## TRY IT:
Gather each line containing the string "trkmat" from these entries.

------

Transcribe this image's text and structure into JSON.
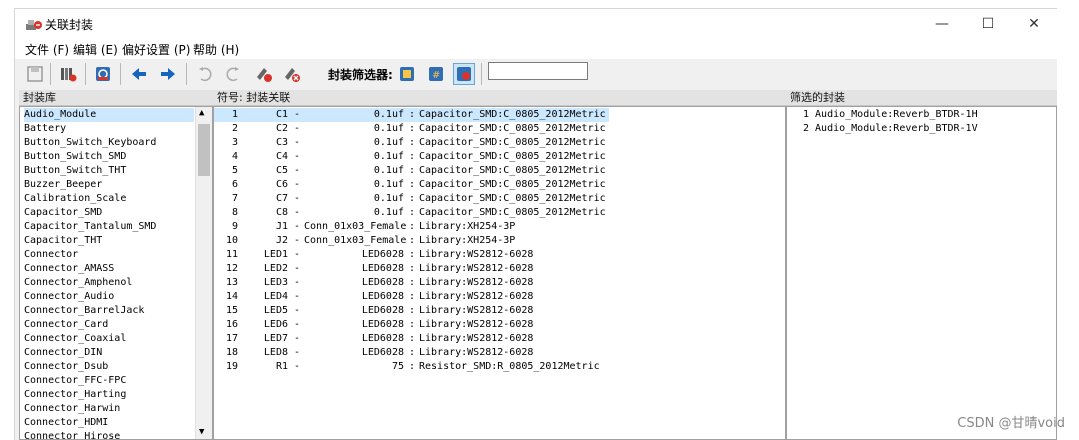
{
  "window": {
    "title": "关联封装",
    "minimize": "—",
    "maximize": "☐",
    "close": "✕"
  },
  "menu": [
    {
      "label": "文件 (F)"
    },
    {
      "label": "编辑 (E)"
    },
    {
      "label": "偏好设置 (P)"
    },
    {
      "label": "帮助 (H)"
    }
  ],
  "toolbar": {
    "filter_label": "封装筛选器:",
    "filter_value": "",
    "icons": [
      "save-icon",
      "library-icon",
      "refresh-icon",
      "arrow-left-icon",
      "arrow-right-icon",
      "undo-icon",
      "redo-icon",
      "auto-assign-icon",
      "delete-assoc-icon",
      "filter-keyword-icon",
      "filter-pin-count-icon",
      "filter-library-icon"
    ]
  },
  "libraries": {
    "header": "封装库",
    "items": [
      "Audio_Module",
      "Battery",
      "Button_Switch_Keyboard",
      "Button_Switch_SMD",
      "Button_Switch_THT",
      "Buzzer_Beeper",
      "Calibration_Scale",
      "Capacitor_SMD",
      "Capacitor_Tantalum_SMD",
      "Capacitor_THT",
      "Connector",
      "Connector_AMASS",
      "Connector_Amphenol",
      "Connector_Audio",
      "Connector_BarrelJack",
      "Connector_Card",
      "Connector_Coaxial",
      "Connector_DIN",
      "Connector_Dsub",
      "Connector_FFC-FPC",
      "Connector_Harting",
      "Connector_Harwin",
      "Connector_HDMI",
      "Connector_Hirose"
    ],
    "selected_index": 0
  },
  "symbols": {
    "header": "符号: 封装关联",
    "rows": [
      {
        "num": "1",
        "ref": "C1",
        "value": "0.1uf",
        "footprint": "Capacitor_SMD:C_0805_2012Metric"
      },
      {
        "num": "2",
        "ref": "C2",
        "value": "0.1uf",
        "footprint": "Capacitor_SMD:C_0805_2012Metric"
      },
      {
        "num": "3",
        "ref": "C3",
        "value": "0.1uf",
        "footprint": "Capacitor_SMD:C_0805_2012Metric"
      },
      {
        "num": "4",
        "ref": "C4",
        "value": "0.1uf",
        "footprint": "Capacitor_SMD:C_0805_2012Metric"
      },
      {
        "num": "5",
        "ref": "C5",
        "value": "0.1uf",
        "footprint": "Capacitor_SMD:C_0805_2012Metric"
      },
      {
        "num": "6",
        "ref": "C6",
        "value": "0.1uf",
        "footprint": "Capacitor_SMD:C_0805_2012Metric"
      },
      {
        "num": "7",
        "ref": "C7",
        "value": "0.1uf",
        "footprint": "Capacitor_SMD:C_0805_2012Metric"
      },
      {
        "num": "8",
        "ref": "C8",
        "value": "0.1uf",
        "footprint": "Capacitor_SMD:C_0805_2012Metric"
      },
      {
        "num": "9",
        "ref": "J1",
        "value": "Conn_01x03_Female",
        "footprint": "Library:XH254-3P"
      },
      {
        "num": "10",
        "ref": "J2",
        "value": "Conn_01x03_Female",
        "footprint": "Library:XH254-3P"
      },
      {
        "num": "11",
        "ref": "LED1",
        "value": "LED6028",
        "footprint": "Library:WS2812-6028"
      },
      {
        "num": "12",
        "ref": "LED2",
        "value": "LED6028",
        "footprint": "Library:WS2812-6028"
      },
      {
        "num": "13",
        "ref": "LED3",
        "value": "LED6028",
        "footprint": "Library:WS2812-6028"
      },
      {
        "num": "14",
        "ref": "LED4",
        "value": "LED6028",
        "footprint": "Library:WS2812-6028"
      },
      {
        "num": "15",
        "ref": "LED5",
        "value": "LED6028",
        "footprint": "Library:WS2812-6028"
      },
      {
        "num": "16",
        "ref": "LED6",
        "value": "LED6028",
        "footprint": "Library:WS2812-6028"
      },
      {
        "num": "17",
        "ref": "LED7",
        "value": "LED6028",
        "footprint": "Library:WS2812-6028"
      },
      {
        "num": "18",
        "ref": "LED8",
        "value": "LED6028",
        "footprint": "Library:WS2812-6028"
      },
      {
        "num": "19",
        "ref": "R1",
        "value": "75",
        "footprint": "Resistor_SMD:R_0805_2012Metric"
      }
    ],
    "selected_index": 0
  },
  "filtered": {
    "header": "筛选的封装",
    "items": [
      "1 Audio_Module:Reverb_BTDR-1H",
      "2 Audio_Module:Reverb_BTDR-1V"
    ]
  },
  "watermark": "CSDN @甘晴void"
}
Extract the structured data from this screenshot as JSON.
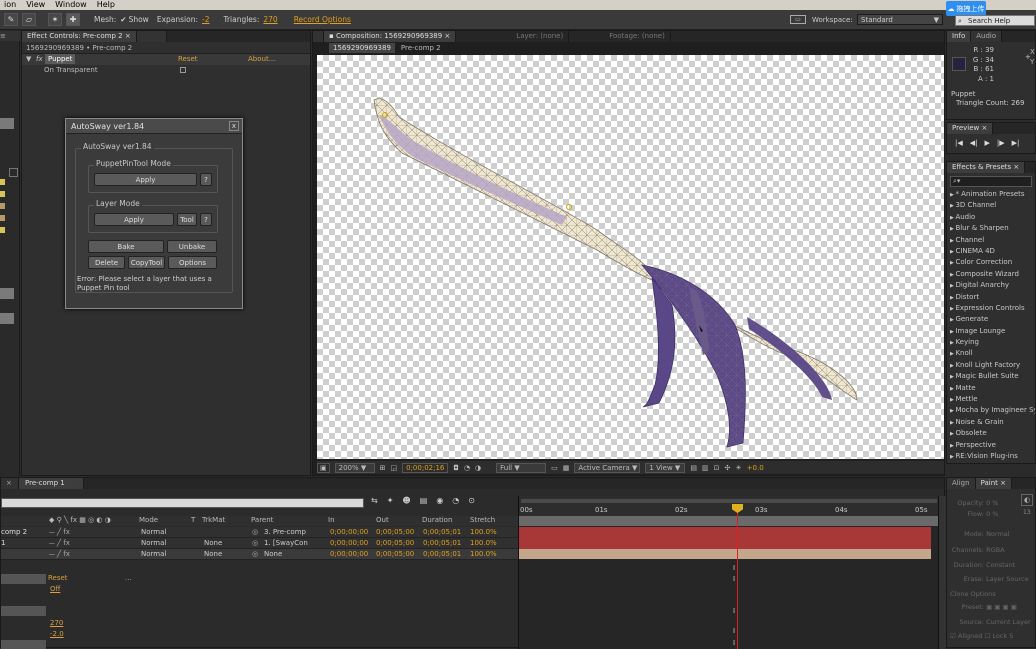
{
  "menubar": {
    "items": [
      "ion",
      "View",
      "Window",
      "Help"
    ]
  },
  "toolbar": {
    "mesh_label": "Mesh:",
    "show_label": "Show",
    "expansion_label": "Expansion:",
    "expansion_value": "-2",
    "triangles_label": "Triangles:",
    "triangles_value": "270",
    "record_options": "Record Options",
    "workspace_label": "Workspace:",
    "workspace_value": "Standard",
    "search_help": "Search Help",
    "cloud_label": "拖拽上传"
  },
  "effect_controls": {
    "tab": "Effect Controls: Pre-comp 2",
    "breadcrumb": "1569290969389 • Pre-comp 2",
    "effect_name": "Puppet",
    "reset": "Reset",
    "about": "About...",
    "on_transparent": "On Transparent"
  },
  "autosway": {
    "title": "AutoSway ver1.84",
    "group_label": "AutoSway ver1.84",
    "puppet_mode": "PuppetPinTool Mode",
    "apply": "Apply",
    "help": "?",
    "layer_mode": "Layer Mode",
    "layer_apply": "Apply",
    "tool": "Tool",
    "layer_help": "?",
    "bake": "Bake",
    "unbake": "Unbake",
    "delete": "Delete",
    "copytool": "CopyTool",
    "options": "Options",
    "error": "Error: Please select a layer that uses a Puppet Pin tool"
  },
  "composition": {
    "tab": "Composition: 1569290969389",
    "layer_tab": "Layer: (none)",
    "footage_tab": "Footage: (none)",
    "sub_tab1": "1569290969389",
    "sub_tab2": "Pre-comp 2"
  },
  "viewer_footer": {
    "zoom": "200%",
    "timecode": "0;00;02;16",
    "resolution": "Full",
    "camera": "Active Camera",
    "view": "1 View",
    "exposure": "+0.0"
  },
  "info": {
    "tab_info": "Info",
    "tab_audio": "Audio",
    "r": "R : 39",
    "g": "G : 34",
    "b": "B : 61",
    "a": "A : 1",
    "x": "X",
    "y": "Y",
    "layer": "Puppet",
    "triangle_count": "Triangle Count: 269"
  },
  "preview": {
    "tab": "Preview"
  },
  "effects_presets": {
    "tab": "Effects & Presets",
    "search_placeholder": "",
    "items": [
      "* Animation Presets",
      "3D Channel",
      "Audio",
      "Blur & Sharpen",
      "Channel",
      "CINEMA 4D",
      "Color Correction",
      "Composite Wizard",
      "Digital Anarchy",
      "Distort",
      "Expression Controls",
      "Generate",
      "Image Lounge",
      "Keying",
      "Knoll",
      "Knoll Light Factory",
      "Magic Bullet Suite",
      "Matte",
      "Mettle",
      "Mocha by Imagineer Sy",
      "Noise & Grain",
      "Obsolete",
      "Perspective",
      "RE:Vision Plug-ins"
    ]
  },
  "timeline": {
    "tab": "Pre-comp 1",
    "columns": {
      "mode": "Mode",
      "t": "T",
      "trkmat": "TrkMat",
      "parent": "Parent",
      "in": "In",
      "out": "Out",
      "duration": "Duration",
      "stretch": "Stretch"
    },
    "ruler": [
      "00s",
      "01s",
      "02s",
      "03s",
      "04s",
      "05s"
    ],
    "layers": [
      {
        "name": "comp 2",
        "mode": "Normal",
        "trkmat": "",
        "parent": "3. Pre-comp",
        "in": "0;00;00;00",
        "out": "0;00;05;00",
        "duration": "0;00;05;01",
        "stretch": "100.0%"
      },
      {
        "name": "1",
        "mode": "Normal",
        "trkmat": "None",
        "parent": "1. [SwayCon",
        "in": "0;00;00;00",
        "out": "0;00;05;00",
        "duration": "0;00;05;01",
        "stretch": "100.0%"
      },
      {
        "name": "",
        "mode": "Normal",
        "trkmat": "None",
        "parent": "None",
        "in": "0;00;00;00",
        "out": "0;00;05;00",
        "duration": "0;00;05;01",
        "stretch": "100.0%"
      }
    ],
    "props": {
      "reset": "Reset",
      "dots": "...",
      "off": "Off",
      "v270": "270",
      "vneg2": "-2.0"
    }
  },
  "align": {
    "tab": "Align"
  },
  "paint": {
    "tab": "Paint",
    "opacity": "Opacity:",
    "opacity_val": "0 %",
    "flow": "Flow:",
    "flow_val": "0 %",
    "mode": "Mode:",
    "mode_val": "Normal",
    "channels": "Channels:",
    "channels_val": "RGBA",
    "duration": "Duration:",
    "duration_val": "Constant",
    "erase": "Erase:",
    "erase_val": "Layer Source",
    "clone_options": "Clone Options",
    "preset": "Preset:",
    "source": "Source:",
    "source_val": "Current Layer",
    "aligned": "Aligned",
    "lock": "Lock S",
    "num13": "13"
  },
  "colors": {
    "accent": "#e0a020",
    "layer_red": "#a83737",
    "layer_tan": "#c4a78a",
    "playhead": "#e02020",
    "swatch": "#27223d"
  }
}
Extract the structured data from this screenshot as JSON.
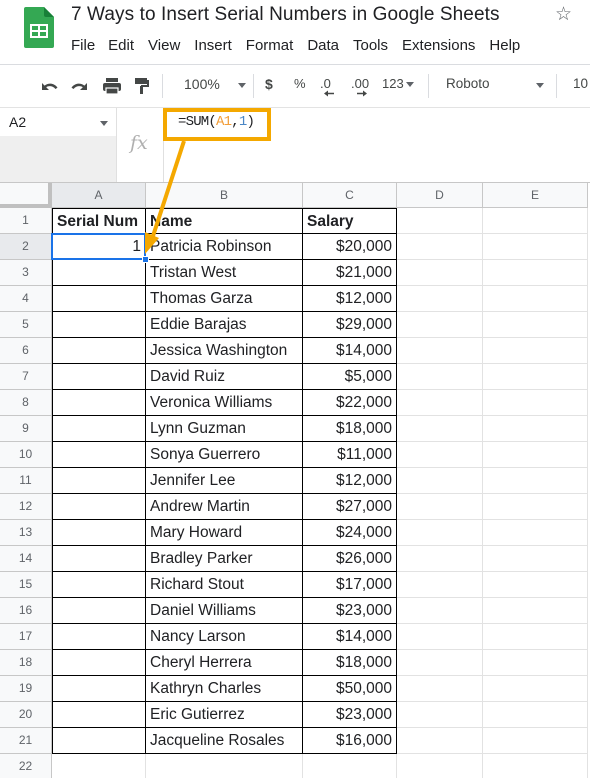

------

## SOLVED EXERCISE:
      "trkmat": "TrkMat",
        "trkmat": "",
        "trkmat": "None",
        "trkmat": "None",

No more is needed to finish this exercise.